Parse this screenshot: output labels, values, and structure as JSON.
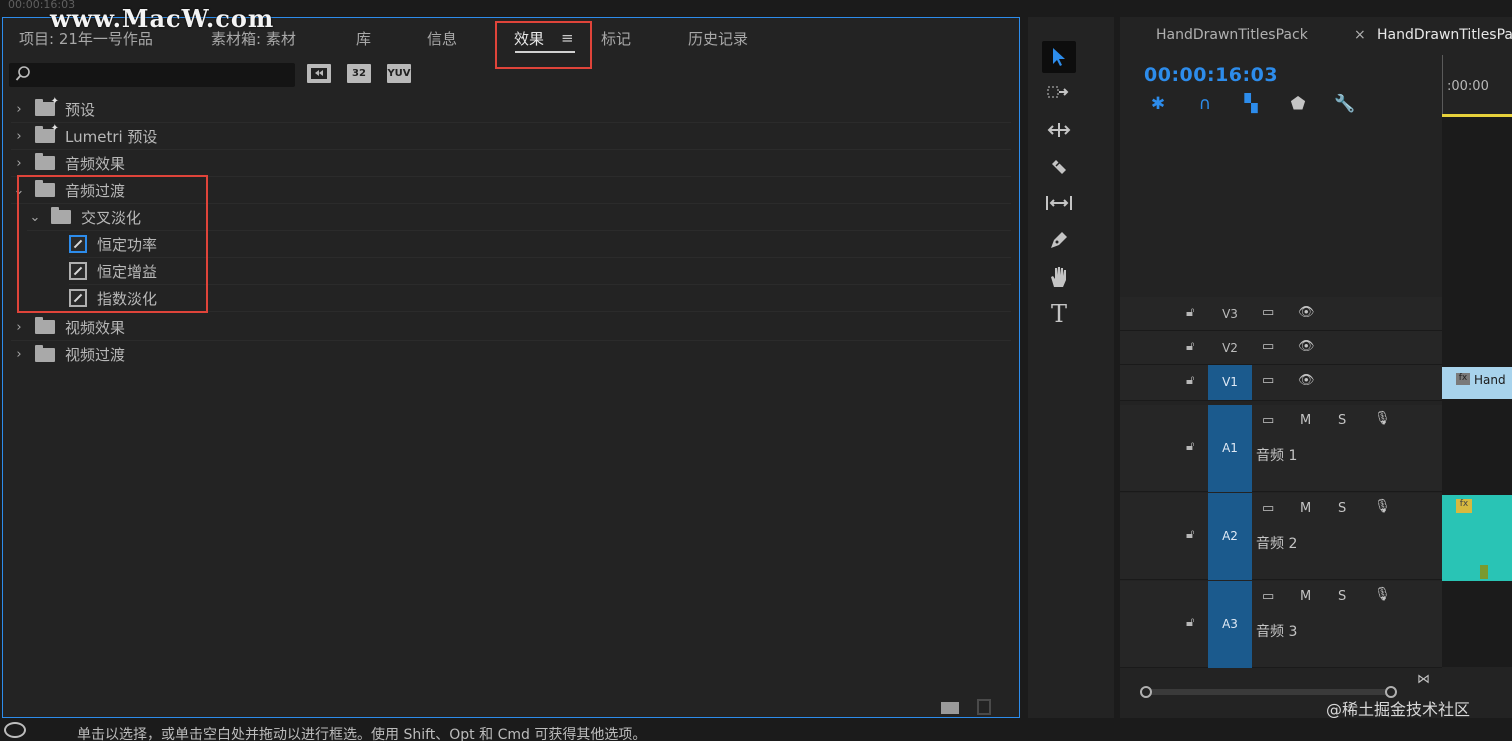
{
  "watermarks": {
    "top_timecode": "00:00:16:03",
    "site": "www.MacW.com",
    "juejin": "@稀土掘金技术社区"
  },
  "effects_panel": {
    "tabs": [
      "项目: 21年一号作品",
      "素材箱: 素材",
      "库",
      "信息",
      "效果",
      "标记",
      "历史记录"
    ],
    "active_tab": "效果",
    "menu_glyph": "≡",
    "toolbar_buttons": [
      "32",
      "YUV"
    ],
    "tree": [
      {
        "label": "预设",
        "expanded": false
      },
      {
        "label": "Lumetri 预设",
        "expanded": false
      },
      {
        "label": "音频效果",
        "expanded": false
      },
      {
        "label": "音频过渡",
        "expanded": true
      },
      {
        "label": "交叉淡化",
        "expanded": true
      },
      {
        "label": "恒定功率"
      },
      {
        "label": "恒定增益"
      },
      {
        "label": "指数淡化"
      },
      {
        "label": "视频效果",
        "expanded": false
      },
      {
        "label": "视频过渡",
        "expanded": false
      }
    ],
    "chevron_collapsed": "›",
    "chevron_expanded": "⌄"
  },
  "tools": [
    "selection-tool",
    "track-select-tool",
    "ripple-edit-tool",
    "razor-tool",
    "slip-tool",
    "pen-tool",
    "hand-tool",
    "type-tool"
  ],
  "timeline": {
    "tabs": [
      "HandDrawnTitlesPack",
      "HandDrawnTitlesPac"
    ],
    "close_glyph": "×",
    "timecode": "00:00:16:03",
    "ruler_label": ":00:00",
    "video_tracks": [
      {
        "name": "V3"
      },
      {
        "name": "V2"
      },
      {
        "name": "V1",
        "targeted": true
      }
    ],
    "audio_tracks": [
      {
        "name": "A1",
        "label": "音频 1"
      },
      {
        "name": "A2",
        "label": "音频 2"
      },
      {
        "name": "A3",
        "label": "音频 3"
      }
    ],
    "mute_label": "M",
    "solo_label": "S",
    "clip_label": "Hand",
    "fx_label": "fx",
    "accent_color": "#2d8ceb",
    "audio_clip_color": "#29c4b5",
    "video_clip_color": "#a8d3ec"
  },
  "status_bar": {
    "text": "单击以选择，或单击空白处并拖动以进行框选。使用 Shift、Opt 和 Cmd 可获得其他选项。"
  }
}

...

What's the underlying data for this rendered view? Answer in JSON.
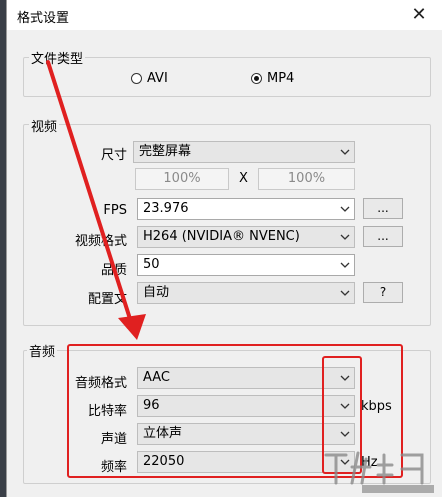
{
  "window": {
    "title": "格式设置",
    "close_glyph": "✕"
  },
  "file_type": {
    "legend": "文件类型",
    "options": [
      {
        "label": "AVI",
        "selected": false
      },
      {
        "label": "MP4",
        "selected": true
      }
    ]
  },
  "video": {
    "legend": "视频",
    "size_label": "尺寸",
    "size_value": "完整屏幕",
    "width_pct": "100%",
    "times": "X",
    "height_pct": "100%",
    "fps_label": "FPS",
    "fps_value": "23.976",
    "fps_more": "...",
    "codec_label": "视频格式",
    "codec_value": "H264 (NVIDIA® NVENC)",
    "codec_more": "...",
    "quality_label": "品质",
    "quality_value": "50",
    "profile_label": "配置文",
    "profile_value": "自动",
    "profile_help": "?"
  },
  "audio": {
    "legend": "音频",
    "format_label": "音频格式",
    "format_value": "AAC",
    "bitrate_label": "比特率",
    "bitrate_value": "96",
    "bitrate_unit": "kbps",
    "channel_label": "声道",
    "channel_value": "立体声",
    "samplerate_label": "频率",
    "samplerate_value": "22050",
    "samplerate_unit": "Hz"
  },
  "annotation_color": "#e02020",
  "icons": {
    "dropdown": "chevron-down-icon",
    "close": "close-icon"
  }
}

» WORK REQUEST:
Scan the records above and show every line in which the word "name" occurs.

» SOLUTION TO THIS TASK:
        "name": "V3"
        "name": "V2"
        "name": "V1",
        "name": "A1",
        "name": "A2",
        "name": "A3",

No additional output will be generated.